By Global Times
Bloomberg on Monday sketched out four scenarios for China’s economy in the next decade and came to a basic conclusion that China likely wouldn’t overtake the US within the time period previously expected by the outside world. Speculating when China’s GDP will surpass that of the US has been one of the most interesting topics for US and Western public opinion in recent years. But most of the time they are talking to themselves: asking a question and then answering it themselves, reversing themselves, arguing within themselves, etc.
The exclamation that “China could overtake the US in GDP” first came from the US, which triggered and stimulated widespread anxiety in US society. Now the forecast that “the overtaking time” will be delayed or even that “China’s GDP will not overtake that of the US” have also spread from the US. Curiously, this has not eased the nervousness of Washington elites in the face of China’s rapid development. They are the ones who say China “can,” and they are the ones who say China “cannot” as well. To a certain extent, the topic itself is an embodiment of some Americans’ inner struggle.
Today, China’s development strategy focuses on continuous self-transcendence, and does not aim to surpass the US or any other country. A country’s GDP growth rate is ultimately its own internal affair. Many Chinese do not understand why Washington takes China’s GDP so seriously. The rise of China’s GDP ranking, including whether it will surpass the US to become the No.1, is fundamentally a natural outcome, and the Chinese are not worried about gains or losses.

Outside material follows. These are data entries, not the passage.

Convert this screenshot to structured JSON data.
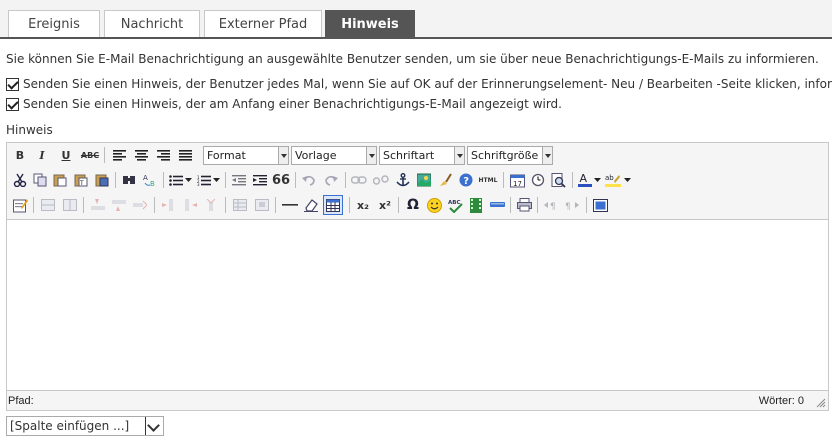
{
  "tabs": [
    "Ereignis",
    "Nachricht",
    "Externer Pfad",
    "Hinweis"
  ],
  "active_tab": "Hinweis",
  "description": "Sie können Sie E-Mail Benachrichtigung an ausgewählte Benutzer senden, um sie über neue Benachrichtigungs-E-Mails zu informieren.",
  "checkboxes": [
    {
      "label": "Senden Sie einen Hinweis, der Benutzer jedes Mal, wenn Sie auf OK auf der Erinnerungselement- Neu / Bearbeiten -Seite klicken, informiert.",
      "checked": true
    },
    {
      "label": "Senden Sie einen Hinweis, der am Anfang einer Benachrichtigungs-E-Mail angezeigt wird.",
      "checked": true
    }
  ],
  "field_label": "Hinweis",
  "editor": {
    "dropdowns": {
      "format": "Format",
      "vorlage": "Vorlage",
      "schriftart": "Schriftart",
      "schriftgroesse": "Schriftgröße"
    },
    "toolbar_text": {
      "bold": "B",
      "italic": "I",
      "underline": "U",
      "strike": "ABC",
      "quote": "66",
      "html": "HTML",
      "sub": "x₂",
      "sup": "x²",
      "omega": "Ω"
    },
    "status_path": "Pfad:",
    "status_words": "Wörter: 0"
  },
  "column_select": {
    "selected": "[Spalte einfügen ...]"
  },
  "colors": {
    "active_tab_bg": "#555555",
    "tab_bar_bg": "#f3f3f3"
  }
}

Compared with GDP figures, the pragmatic Chinese people care more about whether their living standards are rising, environment is improving, and their development opportunities are increasing. They work hard day after day for achieving these goals. Under the guarantee of state policies, such common, real and modest aspirations, combined with the hard work and ability of the Chinese people, become the huge engine driving China’s economic growth. China’s development philosophy is people-centered, and emphasizes high-quality development, which means that quality, not quantity, is the focus. Quantity is, of course, important, but we cannot take “GDP growth as the sole criterion for success.” Over the years, China’s economic development has become more balanced, coordinated, and sustainable. This is an upgrade in terms of “quality” and a result of Chinese people’s concerted efforts and active pursuit.
In other words, China’s development is never about surpassing or replacing anyone or competing with anyone to become the world leader. It is instead a race with itself. For today’s China, how to focus on solving the problem of unbalanced and insufficient development is far more critical than “comparing” with a great power. The 19th National Congress of the Communist Party of China (CPC) outlined a strategic plan to build China into a great modern socialist country in all respects, and the upcoming 20th CPC National Congress will envision the “two-step” strategic plan for building China into a great modern socialist country, and “focus the efforts on addressing inadequacies, strengthening areas of weakness, consolidating fundamentals and giving full play to strengths.” From this, we can see that China has a consistent and firm attitude of focusing on its own development.
There is no denying that GDP is a crucial economic indicator that can allow us to see where we are in general and make development plans accordingly. But it is more important to translate GDP into a sense of gain, happiness, and security for the people. As for being second or first in the world in terms of data, it cannot replace people’s feelings about their livelihoods, nor is it the ultimate goal of development. At the end of the day, Chinese people have always been trying to live their lives as well as possible and earn the respect they deserve in the international community. We do not bully others, and others should not try to do that to us. In the era of globalization, such countries are the best partners for mutually beneficial cooperation.
The fear of being overtaken by China in terms of GDP has become a sore point for Washington, or its demon. To slow down China’s development, Washington even risks damaging itself, such as pursuing “decoupling” from China. In fact, there is no need to do so, because China is committed to making a big cake that benefits its own people and, at the same time, provides more development opportunities for the world, including the US. As long as the US lets go of its obsessions and overcomes its sore point, it will apparently see the massive potential for win-win cooperation with China.